Nothing in the data may be omitted; output it all verbatim.

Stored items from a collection
- Opening Delimiter -
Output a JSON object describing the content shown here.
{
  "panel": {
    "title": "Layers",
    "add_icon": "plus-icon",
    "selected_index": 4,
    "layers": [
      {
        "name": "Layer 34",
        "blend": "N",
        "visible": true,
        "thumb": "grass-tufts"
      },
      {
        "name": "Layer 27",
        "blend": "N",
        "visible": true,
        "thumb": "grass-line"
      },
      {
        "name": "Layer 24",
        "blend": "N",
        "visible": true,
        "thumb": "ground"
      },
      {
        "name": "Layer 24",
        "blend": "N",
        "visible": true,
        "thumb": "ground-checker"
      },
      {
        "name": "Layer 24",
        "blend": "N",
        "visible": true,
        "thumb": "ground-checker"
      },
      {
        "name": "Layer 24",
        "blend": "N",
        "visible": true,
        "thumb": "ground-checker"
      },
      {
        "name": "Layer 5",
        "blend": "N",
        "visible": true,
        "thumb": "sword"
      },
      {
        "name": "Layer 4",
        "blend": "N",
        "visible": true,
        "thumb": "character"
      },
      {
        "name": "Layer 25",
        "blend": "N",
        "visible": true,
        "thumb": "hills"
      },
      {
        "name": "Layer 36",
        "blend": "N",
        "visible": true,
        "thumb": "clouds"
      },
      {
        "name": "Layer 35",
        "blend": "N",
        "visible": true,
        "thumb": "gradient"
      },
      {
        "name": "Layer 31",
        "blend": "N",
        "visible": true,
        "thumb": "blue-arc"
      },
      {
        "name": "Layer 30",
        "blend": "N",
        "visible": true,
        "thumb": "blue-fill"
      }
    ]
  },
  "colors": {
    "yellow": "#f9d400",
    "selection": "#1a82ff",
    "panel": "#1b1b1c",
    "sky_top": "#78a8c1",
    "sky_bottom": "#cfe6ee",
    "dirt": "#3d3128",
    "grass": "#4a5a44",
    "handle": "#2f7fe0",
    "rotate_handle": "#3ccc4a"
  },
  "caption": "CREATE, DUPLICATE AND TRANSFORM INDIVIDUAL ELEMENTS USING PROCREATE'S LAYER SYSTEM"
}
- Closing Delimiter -
■ SOLUTION FOR THIS TASK
Output a JSON object describing the content shown here.
{
  "panel": {
    "title": "Layers",
    "add_icon": "plus-icon",
    "selected_index": 4,
    "layers": [
      {
        "name": "Layer 34",
        "blend": "N",
        "visible": true,
        "thumb": "grass-tufts"
      },
      {
        "name": "Layer 27",
        "blend": "N",
        "visible": true,
        "thumb": "grass-line"
      },
      {
        "name": "Layer 24",
        "blend": "N",
        "visible": true,
        "thumb": "ground"
      },
      {
        "name": "Layer 24",
        "blend": "N",
        "visible": true,
        "thumb": "ground-checker"
      },
      {
        "name": "Layer 24",
        "blend": "N",
        "visible": true,
        "thumb": "ground-checker"
      },
      {
        "name": "Layer 24",
        "blend": "N",
        "visible": true,
        "thumb": "ground-checker"
      },
      {
        "name": "Layer 5",
        "blend": "N",
        "visible": true,
        "thumb": "sword"
      },
      {
        "name": "Layer 4",
        "blend": "N",
        "visible": true,
        "thumb": "character"
      },
      {
        "name": "Layer 25",
        "blend": "N",
        "visible": true,
        "thumb": "hills"
      },
      {
        "name": "Layer 36",
        "blend": "N",
        "visible": true,
        "thumb": "clouds"
      },
      {
        "name": "Layer 35",
        "blend": "N",
        "visible": true,
        "thumb": "gradient"
      },
      {
        "name": "Layer 31",
        "blend": "N",
        "visible": true,
        "thumb": "blue-arc"
      },
      {
        "name": "Layer 30",
        "blend": "N",
        "visible": true,
        "thumb": "blue-fill"
      }
    ]
  },
  "colors": {
    "yellow": "#f9d400",
    "selection": "#1a82ff",
    "panel": "#1b1b1c",
    "sky_top": "#78a8c1",
    "sky_bottom": "#cfe6ee",
    "dirt": "#3d3128",
    "grass": "#4a5a44",
    "handle": "#2f7fe0",
    "rotate_handle": "#3ccc4a"
  },
  "caption": "CREATE, DUPLICATE AND TRANSFORM INDIVIDUAL ELEMENTS USING PROCREATE'S LAYER SYSTEM"
}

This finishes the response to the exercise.